If you’re interested in more context for this work, I highly recommend two of Emily Riehl’s posts from February of last year on Representation Stability, a subject begun by Tom Church and Benson Farb. With Jordan Ellenberg, they explained how certain stability patterns can be considered consequences of structure theory for the category of $\mathrm{FI}$-modules $(\mathrm{Vect}_{\mathbb{Q}})^{\mathrm{FI}}$ where $\mathrm{FI}$ is the category of finite sets with injections. In the category of $\mathrm{FI}$-modules, the preorders $\leq_n$ have no finite system of upper bounds. In contrast, for $\mathrm{Fin}$-modules, every preorder has a maximum! (Here $\mathrm{Fin}$ is the usual category of finite sets). So having all finite set maps instead of just the injections gives much better control on generators for subobjects. As an application, Jordan and I use this extra control to obtain new results about configuration spaces of points on a manifold. You can read about it on his blog.

For more on the recent progress of representation stability, you can also check out the bibliography of my paper or take a look at exciting new results by CEF, as well as Rohit Nagpal, Andy Putman, Steven Sam, and Andrew Snowden, and Jenny Wilson.

## Re: Wrangling generators for subobjects

Thanks for the post. A comment:

I’m not convinced that’s the right definition. Consider the theory of commutative rings (with 1) and the unique ring homomorphism $F(\emptyset) = \mathbb{Z} \to \mathbb{Q}$. This is epic, but is it really appropriate to say that $\emptyset$ “generates” the ring $\mathbb{Q}$?

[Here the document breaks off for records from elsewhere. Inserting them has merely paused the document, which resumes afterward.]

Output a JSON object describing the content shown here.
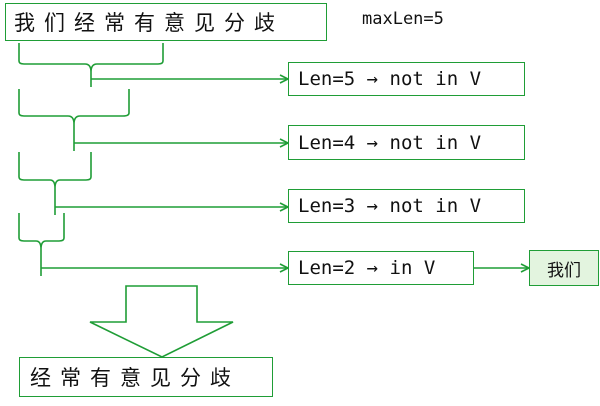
{
  "sentence": "我们经常有意见分歧",
  "max_len_label": "maxLen=5",
  "checks": [
    {
      "label": "Len=5 → not in V"
    },
    {
      "label": "Len=4 → not in V"
    },
    {
      "label": "Len=3 → not in V"
    },
    {
      "label": "Len=2 → in V"
    }
  ],
  "matched_word": "我们",
  "remaining_sentence": "经常有意见分歧",
  "colors": {
    "line": "#1f9d36",
    "result_fill": "#e3f4df"
  }
}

The usual categorical story about presentation of algebras runs as follows. Take some algebraic theory — groups, for concreteness. We have the free-forgetful adjunction $F \dashv U$, and the induced monad $T = U F$.

Given a set $S$, the set $T S$ consists of all words in the variables (or “generators”) $S$. So, an equation (or “relation”) in these variables is an element of $T S \times T S$. So, a

familyof equations in a set $S$ of variables is a set $I$ together with a map $I \to T S \times T S$.Equivalently, it’s a parallel pair of maps $I \stackrel{\to}{\to} T S$ in $Set$. Equivalently (by adjointness), it’s a parallel pair of maps $F I \stackrel{\to}{\to} F S$ in $Group$.

So: a group presentation consists of sets $S$ and $I$ and a pair of homomorphisms $F I \stackrel{\to}{\to} F S$. And the group

presentedby this presentation is exactly the coequalizer of this pair.This suggests that (in your notation) $S \subseteq U X$ should be said to generate $X$ if the corresponding map $F S \to X$ is

regularepic (that is, a coequalizer). One could perhaps argue for other variants such as strong or extremal epic, but the $\mathbb{Z} \hookrightarrow \mathbb{Q}$ example above suggests to me that “epic” is too weak.